Siddhartha and Govinda
Siddhartha, written by Herman Heese, is a book about a man’s journey to find his inner self beginning when he is young and ending when he is of old age. Siddhartha, while on this quest, searched for different mentors to teach him what they know, hoping to find truth and balance in and of the universe. At the end of the novel, Siddhartha reaches the enlightenment through many teachings.

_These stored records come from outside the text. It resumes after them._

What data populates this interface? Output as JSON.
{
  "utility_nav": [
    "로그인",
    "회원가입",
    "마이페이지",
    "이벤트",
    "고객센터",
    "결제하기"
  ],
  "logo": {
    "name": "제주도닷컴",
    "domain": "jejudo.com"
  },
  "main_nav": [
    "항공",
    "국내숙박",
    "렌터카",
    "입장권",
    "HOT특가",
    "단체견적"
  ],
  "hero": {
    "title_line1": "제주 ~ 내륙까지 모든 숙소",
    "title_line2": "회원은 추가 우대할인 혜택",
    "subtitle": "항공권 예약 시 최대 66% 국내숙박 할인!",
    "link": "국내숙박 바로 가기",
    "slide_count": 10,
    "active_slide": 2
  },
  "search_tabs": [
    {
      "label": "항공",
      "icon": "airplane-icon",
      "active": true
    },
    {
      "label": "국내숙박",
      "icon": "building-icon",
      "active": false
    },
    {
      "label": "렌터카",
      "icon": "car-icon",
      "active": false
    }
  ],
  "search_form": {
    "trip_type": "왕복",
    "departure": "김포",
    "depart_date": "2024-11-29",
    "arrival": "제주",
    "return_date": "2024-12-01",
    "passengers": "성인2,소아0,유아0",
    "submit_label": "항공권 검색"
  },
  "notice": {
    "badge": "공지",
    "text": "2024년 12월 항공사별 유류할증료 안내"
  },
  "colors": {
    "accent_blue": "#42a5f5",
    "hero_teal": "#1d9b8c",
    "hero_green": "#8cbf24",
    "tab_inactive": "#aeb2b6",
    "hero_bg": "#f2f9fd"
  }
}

Govinda, Siddhartha dearest friend and confident, is often viewed as his Siddhartha’s follower, or as his shadow. In the beginning, Siddhartha goes with Gotama to hear the teachings of the Buddha, and Govinda remains with Buddha to become his disciple. Siddhartha believes that each person must find his or her own way to salvation and does not stay with Buddha. He says, “That is why I am going on my way-not to seek another and better doctrine, for I know there is none, but to leave all doctrines and all teachers and to reach my goal alone-or die. (28)” This quote is the underlying message portrayed for the rest of Siddhartha’s quest. This tells that life experience is the best teacher, which in turn is the core of Buddhism. As the two friends part to go their separate ways, Siddhartha again voices the central idea of the novel: he reminds the Buddha that the process of enlightenment which he underwent is unteachable, and that there is no way of communicating first-hand experience to the disciples.
As the last part begins, Govinda has arrived to cross the river, meeting Siddhartha, who is now an old man. Immediately upon being reunited, Govinda knows that Siddhartha has found his own way and then realizes that he did it without the formal system of the Buddha. After being asked how he was able to reach enlightenment, Siddhartha draws the distinction between knowledge and wisdom. He says, “ No, I am telling you what I discovered. Knowledge can be...